Whoa. I say divorce now rather than take a crazy risk like having kids. And, don't think further counseling is the answer either. As Gannon points out, there are "literally hundreds" of irreconcilable differences. Maybe none of those little tics and peeves matter by themselves, but collectively they're sure to drive the whole family nuts.
In case you don't get it from my cutsey troubled marriage analogy, let me spell it out for you. Adopting IFRS any time soon will require a giant leap of faith that is not at all warranted by past actions.
What Exactly is the Problem that IFRS Adoption Will Solve?
I learned from a colleague some years ago that the way to resolve a turf battle is to ask the power grabber to describe precisely what the problem is they are trying to solve, and how their solution solves that problem.

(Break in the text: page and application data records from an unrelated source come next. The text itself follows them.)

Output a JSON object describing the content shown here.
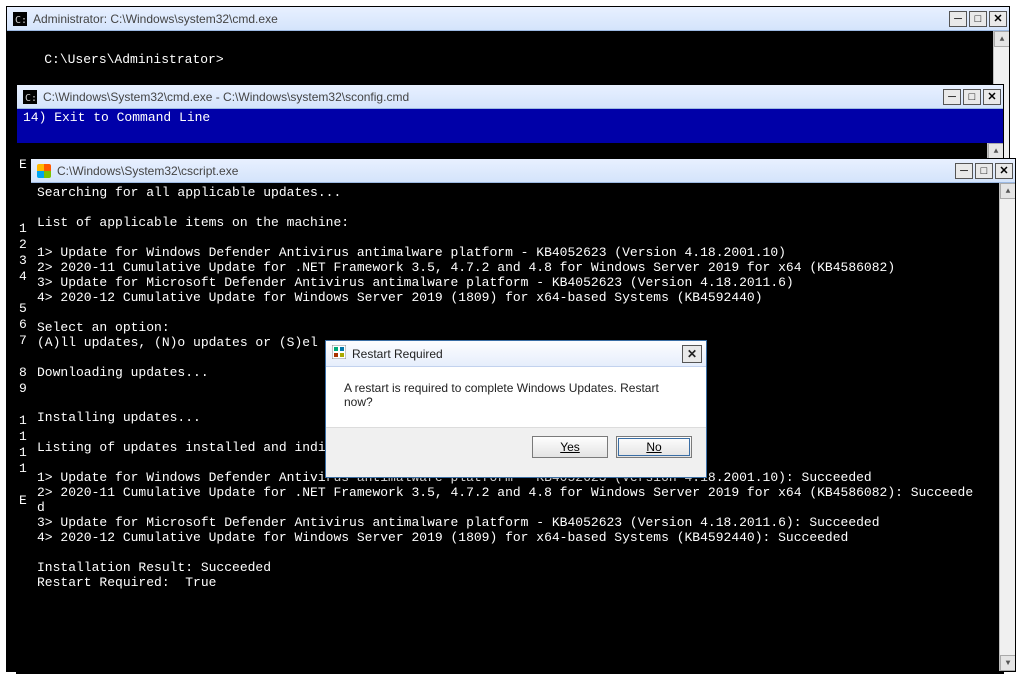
{
  "win1": {
    "title": "Administrator: C:\\Windows\\system32\\cmd.exe",
    "prompt": "C:\\Users\\Administrator>"
  },
  "win2": {
    "title": "C:\\Windows\\System32\\cmd.exe - C:\\Windows\\system32\\sconfig.cmd",
    "menu14": "14) Exit to Command Line",
    "nums_a": "E\n\n\n\n1\n2\n3\n4\n\n5\n6\n7\n\n8\n9\n\n1\n1\n1\n1\n\nE"
  },
  "win3": {
    "title": "C:\\Windows\\System32\\cscript.exe",
    "lines": [
      "Searching for all applicable updates...",
      "",
      "List of applicable items on the machine:",
      "",
      "1> Update for Windows Defender Antivirus antimalware platform - KB4052623 (Version 4.18.2001.10)",
      "2> 2020-11 Cumulative Update for .NET Framework 3.5, 4.7.2 and 4.8 for Windows Server 2019 for x64 (KB4586082)",
      "3> Update for Microsoft Defender Antivirus antimalware platform - KB4052623 (Version 4.18.2011.6)",
      "4> 2020-12 Cumulative Update for Windows Server 2019 (1809) for x64-based Systems (KB4592440)",
      "",
      "Select an option:",
      "(A)ll updates, (N)o updates or (S)el",
      "",
      "Downloading updates...",
      "",
      "",
      "Installing updates...",
      "",
      "Listing of updates installed and individual installation results:",
      "",
      "1> Update for Windows Defender Antivirus antimalware platform - KB4052623 (Version 4.18.2001.10): Succeeded",
      "2> 2020-11 Cumulative Update for .NET Framework 3.5, 4.7.2 and 4.8 for Windows Server 2019 for x64 (KB4586082): Succeede",
      "d",
      "3> Update for Microsoft Defender Antivirus antimalware platform - KB4052623 (Version 4.18.2011.6): Succeeded",
      "4> 2020-12 Cumulative Update for Windows Server 2019 (1809) for x64-based Systems (KB4592440): Succeeded",
      "",
      "Installation Result: Succeeded",
      "Restart Required:  True"
    ]
  },
  "dialog": {
    "title": "Restart Required",
    "message": "A restart is required to complete Windows Updates. Restart now?",
    "yes": "Yes",
    "no": "No"
  },
  "glyph": {
    "min": "─",
    "max": "□",
    "close": "✕",
    "x": "✕"
  }
}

Gannon's opening statement lays out that problem, insofar as IFRS adoption proponents would have the rest of us see it:
"One thing most everyone in the financial reporting community can agree on is the need for a single set of high-quality globally accepted accounting standards."
Let's start with the presumption that IFRS is "high-quality." I see that as the biggest reason why the arguments of IFRS adoption proponents are not persuasive to skeptics such as myself. To my way of thinking, the one thing that most everyone in the financial reporting community really should finally admit is that IFRS is deeply flawed, and U.S. GAAP is no better.
In far too many respects that belie any pretense of quality, IFRS merely apes GAAP. The GAAP standards that have wrought the savings and loan crisis, the pension crisis, the thousands of pages of hedge accounting rules, hidden executive compensation costs, and now the worldwide financial crisis are converged all right. They're converged at a point barely above lousy. In short, we will certainly be no closer to high quality accounting standards by adopting IFRS.
As to the advantages of having a "single set" of standards, it would certainly be desirable for all financial statements to spring from a single set of high-quality accounting standards, but we are worlds away from that utopia. Indeed, dysfunction is beginning to take over the IASB's most prized relationship, the EU. Charley McGreevy is grumbling that the IASB may not be able to be satisfy the financial reporting needs of the EU, so it remains a distinct worst-case scenario that the U.S. could adopt IFRS just as the EU is trashing it.
But let's ignore that, and assume that we do end up with a single set of accounting standards, albeit badly in need of improvement. In that case, I predict that, with the U.S. voice muted, the chances will only increase that broken financial reporting standards will stay broken. I still have high hopes that better financial reporting standards can be obtained, but getting them is much more likely to spring from competition between standard setters than cooperation. In all things capitalistic, competition breeds excellence; and cooperation is the fuel for a race to the bottom.
In summary, failure to converge may be a "quandary" for IFRS adoption proponents. Should we stop convergence efforts and set the stage for adoption? "Absolutely," they say. "Damn the risks and costs… full speed ahead (towards higher consulting fees)!" But for me, the whole notion of convergence is, and always has been, nothing more than propaganda.
*"He was a snub-nosed, flat-browed, common-faced boy enough; and as dirty a juvenile as one would wish to see; but he had about him all the airs and manners of a man." (Oliver Twist)